### DIRECTIONS:
Look through the data below for the string "Preview", and copy every line where it turns up.

Data records for software interfaces
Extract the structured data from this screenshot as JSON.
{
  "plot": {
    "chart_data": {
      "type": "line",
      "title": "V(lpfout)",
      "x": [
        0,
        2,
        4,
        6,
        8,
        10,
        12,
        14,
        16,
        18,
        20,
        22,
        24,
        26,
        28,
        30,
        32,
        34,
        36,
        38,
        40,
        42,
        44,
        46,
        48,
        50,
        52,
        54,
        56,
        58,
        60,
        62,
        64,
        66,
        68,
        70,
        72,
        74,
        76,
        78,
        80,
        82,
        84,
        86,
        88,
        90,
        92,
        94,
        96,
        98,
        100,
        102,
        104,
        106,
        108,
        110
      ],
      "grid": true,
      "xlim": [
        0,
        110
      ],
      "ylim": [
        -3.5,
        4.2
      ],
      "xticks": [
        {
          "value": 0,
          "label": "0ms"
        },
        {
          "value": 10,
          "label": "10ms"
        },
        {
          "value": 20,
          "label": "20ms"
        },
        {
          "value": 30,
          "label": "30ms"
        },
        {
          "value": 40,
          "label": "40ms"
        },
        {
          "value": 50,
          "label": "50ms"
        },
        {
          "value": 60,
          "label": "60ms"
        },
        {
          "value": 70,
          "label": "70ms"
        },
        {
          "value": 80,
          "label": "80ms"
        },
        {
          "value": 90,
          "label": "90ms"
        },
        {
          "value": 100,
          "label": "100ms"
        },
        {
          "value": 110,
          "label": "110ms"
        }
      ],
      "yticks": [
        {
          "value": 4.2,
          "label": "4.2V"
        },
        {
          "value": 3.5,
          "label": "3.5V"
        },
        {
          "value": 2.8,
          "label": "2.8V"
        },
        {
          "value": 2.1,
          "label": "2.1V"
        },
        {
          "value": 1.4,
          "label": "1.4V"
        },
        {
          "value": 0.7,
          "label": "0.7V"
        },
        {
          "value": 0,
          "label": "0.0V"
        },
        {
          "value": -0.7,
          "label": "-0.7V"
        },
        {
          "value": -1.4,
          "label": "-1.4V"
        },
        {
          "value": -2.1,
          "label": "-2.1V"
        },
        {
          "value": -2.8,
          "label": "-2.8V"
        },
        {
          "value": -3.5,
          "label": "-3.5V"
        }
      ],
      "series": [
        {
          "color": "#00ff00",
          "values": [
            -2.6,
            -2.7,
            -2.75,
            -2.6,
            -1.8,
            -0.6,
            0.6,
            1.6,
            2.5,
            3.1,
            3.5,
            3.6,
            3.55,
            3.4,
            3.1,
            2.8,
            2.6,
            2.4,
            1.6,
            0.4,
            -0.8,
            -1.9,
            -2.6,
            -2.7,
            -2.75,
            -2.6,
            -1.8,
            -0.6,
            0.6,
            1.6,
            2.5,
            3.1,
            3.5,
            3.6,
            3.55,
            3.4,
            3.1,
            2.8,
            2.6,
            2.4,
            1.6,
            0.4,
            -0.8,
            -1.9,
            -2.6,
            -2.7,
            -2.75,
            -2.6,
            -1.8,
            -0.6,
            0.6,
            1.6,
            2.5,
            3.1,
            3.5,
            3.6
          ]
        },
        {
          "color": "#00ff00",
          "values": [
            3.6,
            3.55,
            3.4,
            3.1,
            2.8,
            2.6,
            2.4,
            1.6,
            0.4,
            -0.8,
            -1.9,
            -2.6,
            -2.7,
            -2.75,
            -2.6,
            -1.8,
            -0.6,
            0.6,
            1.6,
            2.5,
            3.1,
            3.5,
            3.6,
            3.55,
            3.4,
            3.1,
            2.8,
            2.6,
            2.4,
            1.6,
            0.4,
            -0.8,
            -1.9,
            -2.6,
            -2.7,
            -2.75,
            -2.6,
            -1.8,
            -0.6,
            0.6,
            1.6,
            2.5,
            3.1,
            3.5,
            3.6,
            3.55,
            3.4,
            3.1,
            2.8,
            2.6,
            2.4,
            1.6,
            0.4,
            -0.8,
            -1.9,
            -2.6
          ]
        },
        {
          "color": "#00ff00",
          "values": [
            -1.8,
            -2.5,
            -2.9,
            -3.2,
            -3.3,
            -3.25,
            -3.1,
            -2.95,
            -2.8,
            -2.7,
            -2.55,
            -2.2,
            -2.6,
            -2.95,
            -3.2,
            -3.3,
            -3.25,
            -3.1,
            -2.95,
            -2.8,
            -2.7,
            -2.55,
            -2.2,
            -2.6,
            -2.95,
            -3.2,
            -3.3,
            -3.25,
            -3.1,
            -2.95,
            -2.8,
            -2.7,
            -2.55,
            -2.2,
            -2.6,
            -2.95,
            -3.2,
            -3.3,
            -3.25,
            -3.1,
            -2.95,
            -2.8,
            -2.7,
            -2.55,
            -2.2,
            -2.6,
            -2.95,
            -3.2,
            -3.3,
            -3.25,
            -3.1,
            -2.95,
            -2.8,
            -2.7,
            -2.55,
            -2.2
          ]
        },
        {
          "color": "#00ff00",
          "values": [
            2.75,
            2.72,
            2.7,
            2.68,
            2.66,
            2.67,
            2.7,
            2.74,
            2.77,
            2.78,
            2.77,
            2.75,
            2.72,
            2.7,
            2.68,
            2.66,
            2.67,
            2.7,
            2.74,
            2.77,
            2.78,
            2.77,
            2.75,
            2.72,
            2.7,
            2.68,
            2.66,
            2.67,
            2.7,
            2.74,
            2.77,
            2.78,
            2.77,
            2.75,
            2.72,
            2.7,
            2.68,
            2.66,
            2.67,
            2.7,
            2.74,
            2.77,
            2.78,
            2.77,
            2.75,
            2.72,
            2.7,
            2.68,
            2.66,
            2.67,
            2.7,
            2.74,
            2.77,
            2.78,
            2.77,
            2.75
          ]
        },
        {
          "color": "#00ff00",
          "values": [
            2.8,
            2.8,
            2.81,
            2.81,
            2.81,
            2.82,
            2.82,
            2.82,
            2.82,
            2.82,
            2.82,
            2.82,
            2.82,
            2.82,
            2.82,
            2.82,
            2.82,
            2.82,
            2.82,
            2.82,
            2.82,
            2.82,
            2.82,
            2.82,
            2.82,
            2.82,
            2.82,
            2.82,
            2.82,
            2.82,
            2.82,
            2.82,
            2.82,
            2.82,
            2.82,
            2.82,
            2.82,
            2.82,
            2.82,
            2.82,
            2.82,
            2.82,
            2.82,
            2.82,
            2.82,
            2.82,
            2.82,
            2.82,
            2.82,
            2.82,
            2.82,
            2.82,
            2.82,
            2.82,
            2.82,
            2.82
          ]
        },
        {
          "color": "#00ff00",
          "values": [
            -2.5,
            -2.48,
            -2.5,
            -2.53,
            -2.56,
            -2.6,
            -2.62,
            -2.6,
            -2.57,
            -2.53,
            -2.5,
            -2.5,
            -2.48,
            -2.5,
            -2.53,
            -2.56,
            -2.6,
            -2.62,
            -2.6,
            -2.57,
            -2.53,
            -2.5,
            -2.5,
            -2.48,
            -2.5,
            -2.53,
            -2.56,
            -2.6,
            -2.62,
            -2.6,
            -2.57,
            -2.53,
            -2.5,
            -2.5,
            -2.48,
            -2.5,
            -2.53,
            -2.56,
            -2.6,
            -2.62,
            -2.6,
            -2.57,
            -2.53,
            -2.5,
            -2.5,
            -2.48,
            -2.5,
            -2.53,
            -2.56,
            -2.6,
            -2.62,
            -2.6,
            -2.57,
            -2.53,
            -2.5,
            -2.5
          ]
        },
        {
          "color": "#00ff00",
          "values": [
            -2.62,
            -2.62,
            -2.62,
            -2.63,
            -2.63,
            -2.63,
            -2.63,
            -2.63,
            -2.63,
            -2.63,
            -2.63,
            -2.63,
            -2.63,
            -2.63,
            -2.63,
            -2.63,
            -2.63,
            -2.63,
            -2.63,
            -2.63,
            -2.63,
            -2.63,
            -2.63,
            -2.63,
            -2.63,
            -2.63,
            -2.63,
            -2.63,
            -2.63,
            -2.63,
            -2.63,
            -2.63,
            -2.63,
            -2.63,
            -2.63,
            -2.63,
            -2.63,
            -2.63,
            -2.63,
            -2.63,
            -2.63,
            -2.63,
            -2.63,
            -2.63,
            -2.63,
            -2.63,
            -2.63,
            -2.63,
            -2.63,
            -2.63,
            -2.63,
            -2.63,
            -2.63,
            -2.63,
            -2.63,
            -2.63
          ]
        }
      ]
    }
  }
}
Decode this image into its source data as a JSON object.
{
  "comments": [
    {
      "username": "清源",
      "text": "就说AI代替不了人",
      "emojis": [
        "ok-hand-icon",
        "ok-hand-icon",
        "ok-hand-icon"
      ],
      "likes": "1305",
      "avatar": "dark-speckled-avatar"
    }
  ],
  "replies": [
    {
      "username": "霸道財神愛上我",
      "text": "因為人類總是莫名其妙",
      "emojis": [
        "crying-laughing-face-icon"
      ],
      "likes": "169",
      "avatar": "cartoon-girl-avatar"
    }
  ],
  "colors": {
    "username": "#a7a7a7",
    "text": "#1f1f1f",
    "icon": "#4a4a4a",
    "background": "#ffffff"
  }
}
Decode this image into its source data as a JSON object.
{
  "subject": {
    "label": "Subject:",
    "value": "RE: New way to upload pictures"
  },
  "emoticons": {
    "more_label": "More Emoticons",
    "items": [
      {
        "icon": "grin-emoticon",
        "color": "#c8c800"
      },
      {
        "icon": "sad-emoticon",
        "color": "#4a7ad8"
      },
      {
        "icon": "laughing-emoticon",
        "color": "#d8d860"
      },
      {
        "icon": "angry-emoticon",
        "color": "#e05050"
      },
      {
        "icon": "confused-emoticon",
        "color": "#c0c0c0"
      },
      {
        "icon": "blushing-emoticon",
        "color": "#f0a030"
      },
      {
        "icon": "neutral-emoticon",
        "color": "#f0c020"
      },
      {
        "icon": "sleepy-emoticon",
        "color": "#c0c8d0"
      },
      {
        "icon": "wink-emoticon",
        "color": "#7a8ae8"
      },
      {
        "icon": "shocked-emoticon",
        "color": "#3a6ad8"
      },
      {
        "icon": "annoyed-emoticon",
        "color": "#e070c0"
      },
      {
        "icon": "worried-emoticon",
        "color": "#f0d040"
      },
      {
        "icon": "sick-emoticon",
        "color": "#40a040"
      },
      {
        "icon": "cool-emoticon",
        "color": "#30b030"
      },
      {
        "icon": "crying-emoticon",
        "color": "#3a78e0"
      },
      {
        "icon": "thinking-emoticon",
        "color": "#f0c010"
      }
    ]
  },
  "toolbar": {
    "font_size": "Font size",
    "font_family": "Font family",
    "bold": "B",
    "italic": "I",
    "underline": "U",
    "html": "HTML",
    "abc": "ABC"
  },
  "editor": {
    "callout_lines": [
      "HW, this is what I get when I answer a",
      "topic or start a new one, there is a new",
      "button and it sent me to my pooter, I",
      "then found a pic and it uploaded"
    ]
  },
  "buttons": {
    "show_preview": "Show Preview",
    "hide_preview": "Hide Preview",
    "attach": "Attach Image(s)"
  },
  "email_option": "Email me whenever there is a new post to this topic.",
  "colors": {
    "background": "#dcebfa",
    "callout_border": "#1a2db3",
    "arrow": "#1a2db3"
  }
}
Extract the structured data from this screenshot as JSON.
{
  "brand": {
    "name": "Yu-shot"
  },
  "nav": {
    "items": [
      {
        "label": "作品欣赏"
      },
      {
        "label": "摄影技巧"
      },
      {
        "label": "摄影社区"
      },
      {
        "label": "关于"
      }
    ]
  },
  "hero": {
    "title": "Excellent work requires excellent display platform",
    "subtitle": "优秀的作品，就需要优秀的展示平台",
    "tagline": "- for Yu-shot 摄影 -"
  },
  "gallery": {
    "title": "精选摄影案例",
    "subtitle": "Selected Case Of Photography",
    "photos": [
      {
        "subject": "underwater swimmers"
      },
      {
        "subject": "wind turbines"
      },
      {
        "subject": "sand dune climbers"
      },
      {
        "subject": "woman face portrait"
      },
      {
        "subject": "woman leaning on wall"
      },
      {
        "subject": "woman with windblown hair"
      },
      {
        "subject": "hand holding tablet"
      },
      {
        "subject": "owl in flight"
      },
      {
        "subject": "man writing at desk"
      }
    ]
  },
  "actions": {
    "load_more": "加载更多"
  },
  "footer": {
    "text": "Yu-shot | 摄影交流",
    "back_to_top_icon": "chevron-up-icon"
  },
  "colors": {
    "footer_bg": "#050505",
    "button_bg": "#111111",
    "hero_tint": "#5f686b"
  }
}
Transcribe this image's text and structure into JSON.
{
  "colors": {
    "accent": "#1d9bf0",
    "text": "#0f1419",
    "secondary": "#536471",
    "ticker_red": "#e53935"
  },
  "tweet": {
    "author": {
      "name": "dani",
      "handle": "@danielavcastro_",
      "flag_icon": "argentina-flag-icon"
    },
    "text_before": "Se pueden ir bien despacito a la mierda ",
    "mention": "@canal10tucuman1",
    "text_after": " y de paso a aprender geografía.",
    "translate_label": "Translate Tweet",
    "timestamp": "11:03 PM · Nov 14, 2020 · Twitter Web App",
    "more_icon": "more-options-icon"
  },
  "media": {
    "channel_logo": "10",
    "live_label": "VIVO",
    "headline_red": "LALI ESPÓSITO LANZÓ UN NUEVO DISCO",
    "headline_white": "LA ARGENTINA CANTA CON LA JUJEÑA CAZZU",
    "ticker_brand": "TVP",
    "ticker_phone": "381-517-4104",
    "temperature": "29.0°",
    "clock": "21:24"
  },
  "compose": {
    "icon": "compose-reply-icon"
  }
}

### RESPONSE BOX:
    "show_preview": "Show Preview",
    "hide_preview": "Hide Preview",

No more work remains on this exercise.